Fishing for largemouth bass has been good in all areas of the state; cooling water temperatures have the bass on the prowl for baitfish and crawfish that are moving towards deeper cover as grass beds diminish and shallow areas cool down. Fish the transition zones near drop offs with drop shot rigged Senkos, tubes, jigs and crankbaits; slow and close to the bottom. Smallmouth bass fishing in reservoirs such as Prettyboy has been excellent also and crawfish imitations are the bait of choice. John Mullican sent in this beautiful picture of a Monocacy smallmouth bass.
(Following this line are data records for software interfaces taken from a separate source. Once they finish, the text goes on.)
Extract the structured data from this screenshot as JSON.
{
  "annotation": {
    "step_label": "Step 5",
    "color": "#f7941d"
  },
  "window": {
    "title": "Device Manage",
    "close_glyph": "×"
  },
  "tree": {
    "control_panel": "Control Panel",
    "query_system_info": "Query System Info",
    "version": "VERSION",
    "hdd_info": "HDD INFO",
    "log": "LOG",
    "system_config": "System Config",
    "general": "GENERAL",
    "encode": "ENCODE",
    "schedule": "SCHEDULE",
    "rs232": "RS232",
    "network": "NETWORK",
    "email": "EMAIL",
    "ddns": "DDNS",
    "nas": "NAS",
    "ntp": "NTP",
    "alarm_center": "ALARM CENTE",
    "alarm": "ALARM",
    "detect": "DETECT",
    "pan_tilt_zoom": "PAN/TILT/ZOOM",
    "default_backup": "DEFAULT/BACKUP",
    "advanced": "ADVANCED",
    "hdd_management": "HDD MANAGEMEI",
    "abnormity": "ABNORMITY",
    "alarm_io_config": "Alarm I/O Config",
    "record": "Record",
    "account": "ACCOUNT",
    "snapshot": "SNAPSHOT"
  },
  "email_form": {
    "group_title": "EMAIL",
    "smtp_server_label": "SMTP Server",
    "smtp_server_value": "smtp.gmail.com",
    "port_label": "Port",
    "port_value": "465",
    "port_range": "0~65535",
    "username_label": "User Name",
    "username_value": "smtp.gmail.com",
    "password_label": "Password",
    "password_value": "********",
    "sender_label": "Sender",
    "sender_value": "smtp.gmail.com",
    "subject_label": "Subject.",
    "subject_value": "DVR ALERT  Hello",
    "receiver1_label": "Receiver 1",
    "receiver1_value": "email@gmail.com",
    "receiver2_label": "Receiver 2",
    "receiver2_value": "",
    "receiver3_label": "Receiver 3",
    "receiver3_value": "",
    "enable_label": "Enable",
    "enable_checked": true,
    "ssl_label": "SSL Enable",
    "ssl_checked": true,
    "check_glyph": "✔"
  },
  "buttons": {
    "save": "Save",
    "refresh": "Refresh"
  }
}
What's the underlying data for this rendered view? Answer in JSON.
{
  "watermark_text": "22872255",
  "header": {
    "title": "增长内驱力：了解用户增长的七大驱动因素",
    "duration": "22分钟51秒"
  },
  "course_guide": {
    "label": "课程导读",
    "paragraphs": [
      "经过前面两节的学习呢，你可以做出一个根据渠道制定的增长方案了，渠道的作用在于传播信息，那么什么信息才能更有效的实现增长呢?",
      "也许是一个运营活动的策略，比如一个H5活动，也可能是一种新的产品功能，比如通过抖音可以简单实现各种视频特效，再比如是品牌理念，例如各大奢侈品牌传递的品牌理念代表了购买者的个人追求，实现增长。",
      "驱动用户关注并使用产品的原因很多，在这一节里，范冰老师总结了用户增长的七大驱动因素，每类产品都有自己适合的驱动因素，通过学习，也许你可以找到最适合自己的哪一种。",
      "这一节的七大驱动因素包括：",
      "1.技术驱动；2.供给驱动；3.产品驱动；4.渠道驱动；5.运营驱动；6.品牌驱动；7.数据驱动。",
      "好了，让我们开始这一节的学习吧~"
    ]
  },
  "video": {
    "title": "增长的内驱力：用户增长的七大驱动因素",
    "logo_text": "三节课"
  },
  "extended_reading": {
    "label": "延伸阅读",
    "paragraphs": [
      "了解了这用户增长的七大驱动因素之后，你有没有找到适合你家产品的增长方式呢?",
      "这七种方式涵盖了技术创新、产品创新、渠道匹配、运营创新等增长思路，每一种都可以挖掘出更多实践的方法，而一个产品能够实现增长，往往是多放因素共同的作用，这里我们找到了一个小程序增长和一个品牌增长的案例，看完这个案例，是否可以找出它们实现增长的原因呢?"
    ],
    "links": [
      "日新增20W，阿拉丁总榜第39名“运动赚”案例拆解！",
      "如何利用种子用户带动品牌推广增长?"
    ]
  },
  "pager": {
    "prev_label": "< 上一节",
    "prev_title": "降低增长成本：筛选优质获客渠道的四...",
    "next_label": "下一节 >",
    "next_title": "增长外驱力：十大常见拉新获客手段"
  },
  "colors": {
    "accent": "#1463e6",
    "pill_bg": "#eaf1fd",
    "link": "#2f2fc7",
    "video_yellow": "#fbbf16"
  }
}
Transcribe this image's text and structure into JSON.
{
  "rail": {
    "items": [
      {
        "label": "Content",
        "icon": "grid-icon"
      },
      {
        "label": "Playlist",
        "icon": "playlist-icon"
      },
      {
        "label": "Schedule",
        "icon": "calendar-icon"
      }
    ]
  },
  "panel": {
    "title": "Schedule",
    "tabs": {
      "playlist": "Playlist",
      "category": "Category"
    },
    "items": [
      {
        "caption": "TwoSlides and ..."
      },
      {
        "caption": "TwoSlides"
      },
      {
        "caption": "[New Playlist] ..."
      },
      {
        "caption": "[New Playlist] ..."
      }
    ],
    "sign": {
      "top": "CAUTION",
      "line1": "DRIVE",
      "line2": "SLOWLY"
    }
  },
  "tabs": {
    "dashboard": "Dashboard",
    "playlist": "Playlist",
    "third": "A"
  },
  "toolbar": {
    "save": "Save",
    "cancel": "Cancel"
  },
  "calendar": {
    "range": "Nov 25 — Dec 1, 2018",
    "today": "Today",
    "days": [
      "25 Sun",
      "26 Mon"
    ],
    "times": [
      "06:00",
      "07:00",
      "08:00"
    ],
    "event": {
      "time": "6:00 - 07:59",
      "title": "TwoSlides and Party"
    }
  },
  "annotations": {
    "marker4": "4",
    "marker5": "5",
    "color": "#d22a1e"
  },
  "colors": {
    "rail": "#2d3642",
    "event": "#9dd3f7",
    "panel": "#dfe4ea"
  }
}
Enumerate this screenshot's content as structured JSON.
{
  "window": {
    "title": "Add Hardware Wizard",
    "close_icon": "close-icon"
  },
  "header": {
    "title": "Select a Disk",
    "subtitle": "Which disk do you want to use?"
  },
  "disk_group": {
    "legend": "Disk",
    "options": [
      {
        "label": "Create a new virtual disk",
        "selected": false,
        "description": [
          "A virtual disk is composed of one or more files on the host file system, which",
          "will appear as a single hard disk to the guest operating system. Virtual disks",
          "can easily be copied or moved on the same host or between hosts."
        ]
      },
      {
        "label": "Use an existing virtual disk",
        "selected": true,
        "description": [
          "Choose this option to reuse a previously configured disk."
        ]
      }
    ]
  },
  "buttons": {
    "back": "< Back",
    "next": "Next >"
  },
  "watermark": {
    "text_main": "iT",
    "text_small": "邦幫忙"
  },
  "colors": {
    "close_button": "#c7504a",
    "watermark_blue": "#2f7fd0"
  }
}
Ocean City area fishermen will be focusing on the good tautog fishing at the inlet area this week and the top of ebb tide is the time to be there. More and more striped bass are being caught at night; casting bucktails, swim shads and swimming plugs have been effective. Drifting live eels and spot are an excellent choice also. Surf fishermen are seeing the fishing for striped bass improving as the fall migration moves through the area. Surf conditions have been rough at times so check conditions before you make the drive. This old picture was found recently in an old file cabinet here at the Fisheries Service and I thought it was worth sharing. Fishermen are vigilant and hopeful as ever but check out those vintage vehicles. This picture shows the beach at either Assateague or Ocean City, probably in the late fifties.
The boats that are venturing outside the Ocean City Inlet are finding excellent fishing for striped bass and large bluefish around the shoal areas off the beaches such as Fenwick, Isle of Wight and Gull Shoals. Most boats are trolling a mix of parachutes, bucktails, spoons and Stretch crankbaits.
Sea bass fishing has been good with most fishermen being able to put double digit or limit catches together. Tautog fishing has also been very good on most of the inshore wreck and reef sites.
What I'm trying to do is tell you how nice it was in the fall, in late October and early November, when the big blues ran close to shore to fed off minnows and the sand fleas. Looking back, I can't think of any real big fish we caught or any lives we saved, or anything poetic or fancy. I do remember an infection I caught- that is the feeling of wonderful contentment a man can have on a lonesome beach that is chilling itself up for winter, sort of practice-swinging to get ready for the bitter cold that's coming.
-Robert Ruark, The Old Man and The Boy